**Task:** Copy out each line below exactly as it appears.

** Information provided follows **

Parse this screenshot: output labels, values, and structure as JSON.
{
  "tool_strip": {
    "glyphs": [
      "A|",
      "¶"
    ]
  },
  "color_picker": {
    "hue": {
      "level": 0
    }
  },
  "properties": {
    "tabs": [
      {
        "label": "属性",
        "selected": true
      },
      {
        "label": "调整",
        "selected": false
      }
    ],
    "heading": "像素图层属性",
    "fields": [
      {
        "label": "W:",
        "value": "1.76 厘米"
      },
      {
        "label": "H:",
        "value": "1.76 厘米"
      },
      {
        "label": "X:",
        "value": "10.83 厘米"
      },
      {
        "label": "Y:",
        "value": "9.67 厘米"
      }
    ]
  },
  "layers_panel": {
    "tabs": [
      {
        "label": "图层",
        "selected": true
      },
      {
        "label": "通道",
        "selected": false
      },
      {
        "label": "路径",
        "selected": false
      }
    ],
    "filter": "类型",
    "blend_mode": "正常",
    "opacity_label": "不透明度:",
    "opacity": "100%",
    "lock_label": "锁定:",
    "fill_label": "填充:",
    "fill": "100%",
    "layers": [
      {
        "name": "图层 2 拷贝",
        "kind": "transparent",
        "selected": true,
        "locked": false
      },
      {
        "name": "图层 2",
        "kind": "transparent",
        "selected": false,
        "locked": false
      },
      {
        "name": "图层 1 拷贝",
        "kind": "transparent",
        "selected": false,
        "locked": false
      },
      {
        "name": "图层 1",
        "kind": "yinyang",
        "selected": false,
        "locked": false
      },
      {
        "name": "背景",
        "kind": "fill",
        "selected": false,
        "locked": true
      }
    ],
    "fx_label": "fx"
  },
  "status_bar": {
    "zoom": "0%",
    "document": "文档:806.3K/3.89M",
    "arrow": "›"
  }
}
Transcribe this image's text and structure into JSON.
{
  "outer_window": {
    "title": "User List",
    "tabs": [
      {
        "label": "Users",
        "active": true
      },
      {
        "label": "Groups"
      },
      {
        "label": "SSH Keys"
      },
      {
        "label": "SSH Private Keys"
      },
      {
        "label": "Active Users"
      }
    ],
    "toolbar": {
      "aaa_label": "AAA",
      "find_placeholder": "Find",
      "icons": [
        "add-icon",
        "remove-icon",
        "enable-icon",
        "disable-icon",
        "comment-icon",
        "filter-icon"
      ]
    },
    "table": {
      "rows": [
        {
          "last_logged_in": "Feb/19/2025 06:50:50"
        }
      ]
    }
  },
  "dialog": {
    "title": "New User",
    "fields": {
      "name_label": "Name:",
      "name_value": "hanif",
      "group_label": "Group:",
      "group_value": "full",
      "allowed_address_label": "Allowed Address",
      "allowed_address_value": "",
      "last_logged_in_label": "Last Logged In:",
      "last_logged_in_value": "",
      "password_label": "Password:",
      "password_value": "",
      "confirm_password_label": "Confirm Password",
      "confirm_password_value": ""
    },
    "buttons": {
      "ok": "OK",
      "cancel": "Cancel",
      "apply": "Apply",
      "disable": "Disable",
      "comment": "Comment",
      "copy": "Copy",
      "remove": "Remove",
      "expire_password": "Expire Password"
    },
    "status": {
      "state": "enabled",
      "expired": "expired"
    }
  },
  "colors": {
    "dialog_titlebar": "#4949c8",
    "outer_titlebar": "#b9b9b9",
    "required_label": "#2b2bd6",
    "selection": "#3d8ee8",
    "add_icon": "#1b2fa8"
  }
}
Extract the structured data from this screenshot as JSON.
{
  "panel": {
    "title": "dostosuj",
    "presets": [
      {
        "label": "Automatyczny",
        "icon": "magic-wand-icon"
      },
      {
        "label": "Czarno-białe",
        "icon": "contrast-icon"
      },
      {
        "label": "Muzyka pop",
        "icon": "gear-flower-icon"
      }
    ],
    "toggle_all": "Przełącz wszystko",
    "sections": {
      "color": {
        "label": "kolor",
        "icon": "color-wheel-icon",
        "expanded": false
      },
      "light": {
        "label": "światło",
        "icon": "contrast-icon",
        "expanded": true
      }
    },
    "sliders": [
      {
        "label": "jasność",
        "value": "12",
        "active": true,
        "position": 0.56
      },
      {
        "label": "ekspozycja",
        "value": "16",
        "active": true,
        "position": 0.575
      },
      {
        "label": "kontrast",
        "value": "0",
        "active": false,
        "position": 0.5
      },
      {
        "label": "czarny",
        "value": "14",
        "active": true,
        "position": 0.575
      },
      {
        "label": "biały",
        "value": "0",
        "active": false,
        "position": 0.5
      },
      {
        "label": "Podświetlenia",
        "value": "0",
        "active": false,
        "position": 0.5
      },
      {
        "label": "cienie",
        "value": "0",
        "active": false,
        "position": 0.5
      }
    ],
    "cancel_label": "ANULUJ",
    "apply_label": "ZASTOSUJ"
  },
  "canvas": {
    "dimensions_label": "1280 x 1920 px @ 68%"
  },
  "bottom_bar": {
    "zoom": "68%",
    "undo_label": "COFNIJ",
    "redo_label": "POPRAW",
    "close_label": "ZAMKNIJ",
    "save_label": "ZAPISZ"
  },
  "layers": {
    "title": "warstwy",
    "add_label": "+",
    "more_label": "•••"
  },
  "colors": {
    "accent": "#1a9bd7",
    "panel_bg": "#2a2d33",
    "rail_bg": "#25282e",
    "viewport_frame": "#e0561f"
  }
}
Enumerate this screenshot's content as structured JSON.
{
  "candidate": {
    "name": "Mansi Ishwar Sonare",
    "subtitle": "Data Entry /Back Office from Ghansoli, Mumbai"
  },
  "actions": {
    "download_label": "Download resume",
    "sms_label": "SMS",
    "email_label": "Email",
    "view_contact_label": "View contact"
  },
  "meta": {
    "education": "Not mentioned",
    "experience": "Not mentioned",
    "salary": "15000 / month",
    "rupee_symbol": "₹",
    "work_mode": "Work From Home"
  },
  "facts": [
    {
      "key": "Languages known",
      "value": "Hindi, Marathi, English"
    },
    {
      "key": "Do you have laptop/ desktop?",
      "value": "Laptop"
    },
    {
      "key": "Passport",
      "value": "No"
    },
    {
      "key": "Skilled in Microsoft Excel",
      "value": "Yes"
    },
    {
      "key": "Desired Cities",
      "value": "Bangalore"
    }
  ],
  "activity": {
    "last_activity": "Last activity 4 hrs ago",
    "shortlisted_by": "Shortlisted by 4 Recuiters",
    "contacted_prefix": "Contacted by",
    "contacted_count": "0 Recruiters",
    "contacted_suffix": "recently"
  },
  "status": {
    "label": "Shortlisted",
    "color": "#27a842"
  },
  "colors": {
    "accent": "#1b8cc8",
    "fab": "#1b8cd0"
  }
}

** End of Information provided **

**The completed task:**
Parse this screenshot: output labels, values, and structure as JSON.
{
  "tool_strip": {
    "glyphs": [
      "A|",
      "¶"
    ]
  },
  "color_picker": {
    "hue": {
      "level": 0
    }
  },
  "properties": {
    "tabs": [
      {
        "label": "属性",
        "selected": true
      },
      {
        "label": "调整",
        "selected": false
      }
    ],
    "heading": "像素图层属性",
    "fields": [
      {
        "label": "W:",
        "value": "1.76 厘米"
      },
      {
        "label": "H:",
        "value": "1.76 厘米"
      },
      {
        "label": "X:",
        "value": "10.83 厘米"
      },
      {
        "label": "Y:",
        "value": "9.67 厘米"
      }
    ]
  },
  "layers_panel": {
    "tabs": [
      {
        "label": "图层",
        "selected": true
      },
      {
        "label": "通道",
        "selected": false
      },
      {
        "label": "路径",
        "selected": false
      }
    ],
    "filter": "类型",
    "blend_mode": "正常",
    "opacity_label": "不透明度:",
    "opacity": "100%",
    "lock_label": "锁定:",
    "fill_label": "填充:",
    "fill": "100%",
    "layers": [
      {
        "name": "图层 2 拷贝",
        "kind": "transparent",
        "selected": true,
        "locked": false
      },
      {
        "name": "图层 2",
        "kind": "transparent",
        "selected": false,
        "locked": false
      },
      {
        "name": "图层 1 拷贝",
        "kind": "transparent",
        "selected": false,
        "locked": false
      },
      {
        "name": "图层 1",
        "kind": "yinyang",
        "selected": false,
        "locked": false
      },
      {
        "name": "背景",
        "kind": "fill",
        "selected": false,
        "locked": true
      }
    ],
    "fx_label": "fx"
  },
  "status_bar": {
    "zoom": "0%",
    "document": "文档:806.3K/3.89M",
    "arrow": "›"
  }
}
Transcribe this image's text and structure into JSON.
{
  "outer_window": {
    "title": "User List",
    "tabs": [
      {
        "label": "Users",
        "active": true
      },
      {
        "label": "Groups"
      },
      {
        "label": "SSH Keys"
      },
      {
        "label": "SSH Private Keys"
      },
      {
        "label": "Active Users"
      }
    ],
    "toolbar": {
      "aaa_label": "AAA",
      "find_placeholder": "Find",
      "icons": [
        "add-icon",
        "remove-icon",
        "enable-icon",
        "disable-icon",
        "comment-icon",
        "filter-icon"
      ]
    },
    "table": {
      "rows": [
        {
          "last_logged_in": "Feb/19/2025 06:50:50"
        }
      ]
    }
  },
  "dialog": {
    "title": "New User",
    "fields": {
      "name_label": "Name:",
      "name_value": "hanif",
      "group_label": "Group:",
      "group_value": "full",
      "allowed_address_label": "Allowed Address",
      "allowed_address_value": "",
      "last_logged_in_label": "Last Logged In:",
      "last_logged_in_value": "",
      "password_label": "Password:",
      "password_value": "",
      "confirm_password_label": "Confirm Password",
      "confirm_password_value": ""
    },
    "buttons": {
      "ok": "OK",
      "cancel": "Cancel",
      "apply": "Apply",
      "disable": "Disable",
      "comment": "Comment",
      "copy": "Copy",
      "remove": "Remove",
      "expire_password": "Expire Password"
    },
    "status": {
      "state": "enabled",
      "expired": "expired"
    }
  },
  "colors": {
    "dialog_titlebar": "#4949c8",
    "outer_titlebar": "#b9b9b9",
    "required_label": "#2b2bd6",
    "selection": "#3d8ee8",
    "add_icon": "#1b2fa8"
  }
}
Extract the structured data from this screenshot as JSON.
{
  "panel": {
    "title": "dostosuj",
    "presets": [
      {
        "label": "Automatyczny",
        "icon": "magic-wand-icon"
      },
      {
        "label": "Czarno-białe",
        "icon": "contrast-icon"
      },
      {
        "label": "Muzyka pop",
        "icon": "gear-flower-icon"
      }
    ],
    "toggle_all": "Przełącz wszystko",
    "sections": {
      "color": {
        "label": "kolor",
        "icon": "color-wheel-icon",
        "expanded": false
      },
      "light": {
        "label": "światło",
        "icon": "contrast-icon",
        "expanded": true
      }
    },
    "sliders": [
      {
        "label": "jasność",
        "value": "12",
        "active": true,
        "position": 0.56
      },
      {
        "label": "ekspozycja",
        "value": "16",
        "active": true,
        "position": 0.575
      },
      {
        "label": "kontrast",
        "value": "0",
        "active": false,
        "position": 0.5
      },
      {
        "label": "czarny",
        "value": "14",
        "active": true,
        "position": 0.575
      },
      {
        "label": "biały",
        "value": "0",
        "active": false,
        "position": 0.5
      },
      {
        "label": "Podświetlenia",
        "value": "0",
        "active": false,
        "position": 0.5
      },
      {
        "label": "cienie",
        "value": "0",
        "active": false,
        "position": 0.5
      }
    ],
    "cancel_label": "ANULUJ",
    "apply_label": "ZASTOSUJ"
  },
  "canvas": {
    "dimensions_label": "1280 x 1920 px @ 68%"
  },
  "bottom_bar": {
    "zoom": "68%",
    "undo_label": "COFNIJ",
    "redo_label": "POPRAW",
    "close_label": "ZAMKNIJ",
    "save_label": "ZAPISZ"
  },
  "layers": {
    "title": "warstwy",
    "add_label": "+",
    "more_label": "•••"
  },
  "colors": {
    "accent": "#1a9bd7",
    "panel_bg": "#2a2d33",
    "rail_bg": "#25282e",
    "viewport_frame": "#e0561f"
  }
}
Enumerate this screenshot's content as structured JSON.
{
  "candidate": {
    "name": "Mansi Ishwar Sonare",
    "subtitle": "Data Entry /Back Office from Ghansoli, Mumbai"
  },
  "actions": {
    "download_label": "Download resume",
    "sms_label": "SMS",
    "email_label": "Email",
    "view_contact_label": "View contact"
  },
  "meta": {
    "education": "Not mentioned",
    "experience": "Not mentioned",
    "salary": "15000 / month",
    "rupee_symbol": "₹",
    "work_mode": "Work From Home"
  },
  "facts": [
    {
      "key": "Languages known",
      "value": "Hindi, Marathi, English"
    },
    {
      "key": "Do you have laptop/ desktop?",
      "value": "Laptop"
    },
    {
      "key": "Passport",
      "value": "No"
    },
    {
      "key": "Skilled in Microsoft Excel",
      "value": "Yes"
    },
    {
      "key": "Desired Cities",
      "value": "Bangalore"
    }
  ],
  "activity": {
    "last_activity": "Last activity 4 hrs ago",
    "shortlisted_by": "Shortlisted by 4 Recuiters",
    "contacted_prefix": "Contacted by",
    "contacted_count": "0 Recruiters",
    "contacted_suffix": "recently"
  },
  "status": {
    "label": "Shortlisted",
    "color": "#27a842"
  },
  "colors": {
    "accent": "#1b8cc8",
    "fab": "#1b8cd0"
  }
}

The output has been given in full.